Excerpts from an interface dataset
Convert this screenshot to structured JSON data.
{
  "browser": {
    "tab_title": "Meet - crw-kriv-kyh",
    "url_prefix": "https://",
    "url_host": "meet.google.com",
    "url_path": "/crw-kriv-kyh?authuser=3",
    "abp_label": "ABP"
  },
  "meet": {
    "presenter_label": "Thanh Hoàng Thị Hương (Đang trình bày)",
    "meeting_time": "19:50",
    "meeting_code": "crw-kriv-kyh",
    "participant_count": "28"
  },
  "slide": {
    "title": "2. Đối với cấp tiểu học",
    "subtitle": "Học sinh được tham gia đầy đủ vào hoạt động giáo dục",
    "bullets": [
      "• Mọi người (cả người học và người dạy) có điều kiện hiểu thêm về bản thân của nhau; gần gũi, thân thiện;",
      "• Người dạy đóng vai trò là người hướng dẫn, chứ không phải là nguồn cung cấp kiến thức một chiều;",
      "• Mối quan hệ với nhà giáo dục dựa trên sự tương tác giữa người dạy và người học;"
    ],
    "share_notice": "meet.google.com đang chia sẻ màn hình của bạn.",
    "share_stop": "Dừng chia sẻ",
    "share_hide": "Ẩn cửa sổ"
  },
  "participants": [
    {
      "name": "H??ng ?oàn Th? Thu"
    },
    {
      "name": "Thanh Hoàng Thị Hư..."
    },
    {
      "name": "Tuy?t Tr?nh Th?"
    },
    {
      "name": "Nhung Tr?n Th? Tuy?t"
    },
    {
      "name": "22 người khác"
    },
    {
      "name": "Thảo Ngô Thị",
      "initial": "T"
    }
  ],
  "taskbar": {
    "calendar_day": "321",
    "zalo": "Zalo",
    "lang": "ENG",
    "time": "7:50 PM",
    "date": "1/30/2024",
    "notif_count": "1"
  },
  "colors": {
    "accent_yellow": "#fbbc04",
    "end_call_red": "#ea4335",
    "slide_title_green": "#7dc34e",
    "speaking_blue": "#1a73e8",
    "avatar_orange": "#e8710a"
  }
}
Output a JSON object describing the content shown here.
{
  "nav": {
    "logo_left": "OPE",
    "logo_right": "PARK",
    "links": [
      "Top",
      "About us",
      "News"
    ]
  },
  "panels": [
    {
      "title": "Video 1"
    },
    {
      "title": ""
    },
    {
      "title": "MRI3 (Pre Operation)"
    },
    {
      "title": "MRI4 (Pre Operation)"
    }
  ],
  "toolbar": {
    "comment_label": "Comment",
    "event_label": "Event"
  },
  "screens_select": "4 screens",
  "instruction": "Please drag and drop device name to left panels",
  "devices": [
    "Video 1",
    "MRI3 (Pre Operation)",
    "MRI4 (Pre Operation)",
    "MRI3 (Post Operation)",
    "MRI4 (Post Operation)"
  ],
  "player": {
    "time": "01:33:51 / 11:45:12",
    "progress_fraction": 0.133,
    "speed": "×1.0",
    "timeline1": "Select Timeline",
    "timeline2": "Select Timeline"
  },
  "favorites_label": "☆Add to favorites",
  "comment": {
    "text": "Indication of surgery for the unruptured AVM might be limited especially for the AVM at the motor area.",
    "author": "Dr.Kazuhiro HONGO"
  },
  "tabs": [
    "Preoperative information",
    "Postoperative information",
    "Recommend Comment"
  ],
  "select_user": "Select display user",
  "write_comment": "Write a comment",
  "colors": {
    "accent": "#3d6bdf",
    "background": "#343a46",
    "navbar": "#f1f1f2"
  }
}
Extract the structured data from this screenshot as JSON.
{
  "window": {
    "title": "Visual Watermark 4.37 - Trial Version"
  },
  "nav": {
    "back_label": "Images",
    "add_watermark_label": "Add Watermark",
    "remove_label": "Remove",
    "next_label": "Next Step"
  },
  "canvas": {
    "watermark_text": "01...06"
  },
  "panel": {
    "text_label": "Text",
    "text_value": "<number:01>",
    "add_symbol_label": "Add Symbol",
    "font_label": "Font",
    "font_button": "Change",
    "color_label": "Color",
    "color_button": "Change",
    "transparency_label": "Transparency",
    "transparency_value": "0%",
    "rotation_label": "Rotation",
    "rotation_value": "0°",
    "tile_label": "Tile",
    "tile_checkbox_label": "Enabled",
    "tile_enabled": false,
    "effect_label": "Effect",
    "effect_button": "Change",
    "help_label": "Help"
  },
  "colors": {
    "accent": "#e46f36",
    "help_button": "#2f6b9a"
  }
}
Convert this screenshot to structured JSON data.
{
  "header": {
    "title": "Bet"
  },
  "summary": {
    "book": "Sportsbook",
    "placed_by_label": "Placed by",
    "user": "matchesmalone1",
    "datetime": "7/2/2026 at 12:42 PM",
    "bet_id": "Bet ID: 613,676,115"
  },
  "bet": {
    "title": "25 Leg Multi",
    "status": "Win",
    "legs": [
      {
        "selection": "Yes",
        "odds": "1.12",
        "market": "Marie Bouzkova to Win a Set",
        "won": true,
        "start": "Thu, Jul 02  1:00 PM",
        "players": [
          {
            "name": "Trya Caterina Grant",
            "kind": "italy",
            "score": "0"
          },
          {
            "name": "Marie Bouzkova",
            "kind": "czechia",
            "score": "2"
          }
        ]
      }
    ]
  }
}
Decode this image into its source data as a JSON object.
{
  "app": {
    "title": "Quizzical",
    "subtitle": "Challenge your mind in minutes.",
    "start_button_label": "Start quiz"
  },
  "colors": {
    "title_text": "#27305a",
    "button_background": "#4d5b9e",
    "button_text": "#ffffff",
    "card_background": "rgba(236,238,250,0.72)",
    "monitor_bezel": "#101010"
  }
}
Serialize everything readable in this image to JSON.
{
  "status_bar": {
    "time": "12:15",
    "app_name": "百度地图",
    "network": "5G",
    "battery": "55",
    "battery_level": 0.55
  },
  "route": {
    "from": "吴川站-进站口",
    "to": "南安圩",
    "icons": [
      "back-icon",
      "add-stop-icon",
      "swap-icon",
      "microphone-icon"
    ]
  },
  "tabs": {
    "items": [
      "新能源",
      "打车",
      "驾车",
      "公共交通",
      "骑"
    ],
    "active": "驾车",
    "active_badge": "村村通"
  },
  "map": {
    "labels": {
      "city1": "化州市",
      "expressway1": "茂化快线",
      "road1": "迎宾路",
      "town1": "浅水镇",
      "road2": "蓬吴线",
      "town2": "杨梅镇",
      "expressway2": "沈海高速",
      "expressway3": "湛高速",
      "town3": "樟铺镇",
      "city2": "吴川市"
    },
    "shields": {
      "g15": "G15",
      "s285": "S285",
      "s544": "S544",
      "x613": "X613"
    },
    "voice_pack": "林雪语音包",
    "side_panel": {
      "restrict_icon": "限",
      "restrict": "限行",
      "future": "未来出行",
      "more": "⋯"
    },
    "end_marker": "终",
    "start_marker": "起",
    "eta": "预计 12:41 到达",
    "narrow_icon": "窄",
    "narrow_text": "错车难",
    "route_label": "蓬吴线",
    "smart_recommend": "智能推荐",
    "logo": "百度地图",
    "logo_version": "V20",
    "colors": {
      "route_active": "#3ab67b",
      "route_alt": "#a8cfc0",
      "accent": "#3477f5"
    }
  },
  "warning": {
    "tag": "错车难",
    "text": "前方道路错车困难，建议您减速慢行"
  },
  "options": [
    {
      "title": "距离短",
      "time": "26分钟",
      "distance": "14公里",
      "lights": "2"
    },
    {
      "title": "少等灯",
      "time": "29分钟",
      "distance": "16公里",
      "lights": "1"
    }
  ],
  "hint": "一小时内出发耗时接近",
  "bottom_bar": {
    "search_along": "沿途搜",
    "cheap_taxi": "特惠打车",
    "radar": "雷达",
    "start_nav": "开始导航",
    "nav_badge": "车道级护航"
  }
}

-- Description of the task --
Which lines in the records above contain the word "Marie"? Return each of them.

-- Your solution --
        "market": "Marie Bouzkova to Win a Set",
            "name": "Marie Bouzkova",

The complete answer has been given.